My mom never tried to make sure I had a relationship with my father. I always made sure my daughters had a relationship with their fathers. I knew that knowing their fathers would help fill a void in their lives. This past weekend, in a workshop, they were discussing the word ‘nigger.’ The daughter that I was the most worried about said, “we are leaders and we can make changes. If I had said something like [the “n-word”], my mother would have snatched the word right out of my mouth. To hear her - good Lord. It worked. She got it. My youngest – she wrote a poem. It was something like ‘recognize that the word was used to degrade us. It was used by the slave masters. When you say “what up nigger” - you just killed your brother.’

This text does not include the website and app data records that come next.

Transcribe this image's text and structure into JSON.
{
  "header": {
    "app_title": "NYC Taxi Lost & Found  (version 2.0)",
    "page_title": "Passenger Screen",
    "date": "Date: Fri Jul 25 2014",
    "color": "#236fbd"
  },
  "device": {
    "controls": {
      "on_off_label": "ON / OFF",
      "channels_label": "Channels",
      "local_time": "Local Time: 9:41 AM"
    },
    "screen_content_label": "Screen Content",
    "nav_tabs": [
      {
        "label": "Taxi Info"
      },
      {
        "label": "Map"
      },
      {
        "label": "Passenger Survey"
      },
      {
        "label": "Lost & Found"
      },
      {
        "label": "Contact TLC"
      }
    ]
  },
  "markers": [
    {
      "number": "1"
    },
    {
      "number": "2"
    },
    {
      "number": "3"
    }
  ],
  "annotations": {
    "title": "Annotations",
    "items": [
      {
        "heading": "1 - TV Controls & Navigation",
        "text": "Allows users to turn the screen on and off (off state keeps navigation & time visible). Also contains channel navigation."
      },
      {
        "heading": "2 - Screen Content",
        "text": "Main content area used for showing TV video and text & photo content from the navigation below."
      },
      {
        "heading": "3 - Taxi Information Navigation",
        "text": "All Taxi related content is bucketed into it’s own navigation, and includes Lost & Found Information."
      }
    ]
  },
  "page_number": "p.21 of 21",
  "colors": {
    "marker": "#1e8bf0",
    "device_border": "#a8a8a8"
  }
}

I sometimes don’t recognize what God has asked me to do. God has put his hand in my life and I recognize that. If I was directing myself, I would probably have killed myself. Let go and let God. If it was left to other people, I would not be here. The biggest thing that ever brought me through was when Dr. Hakim stepped into my life when I went back to school for my bachelor degree. He had faith in me and talked to me about the things I could do in my life if I just made the decision to do it. Dr. Hakim gave me an opportunity. He didn’t know me. He didn’t owe me nothin’. He didn’t have to have anything to do with me at all. By the end of the first semester, I got a 1.9 GPA. It was devastating. He didn’t beat me down. He just offered options. And he let me make my own decision. He just cared enough to show me there is another way to do this. He gave me away at my wedding. He had to leave early because his wife was in a car accident, but he kept his word. That’s more than my father ever did for me. He always had a door open to me. I knew there was no one else that would do that for me. That propelled me. He is the most powerful person that I have ever known.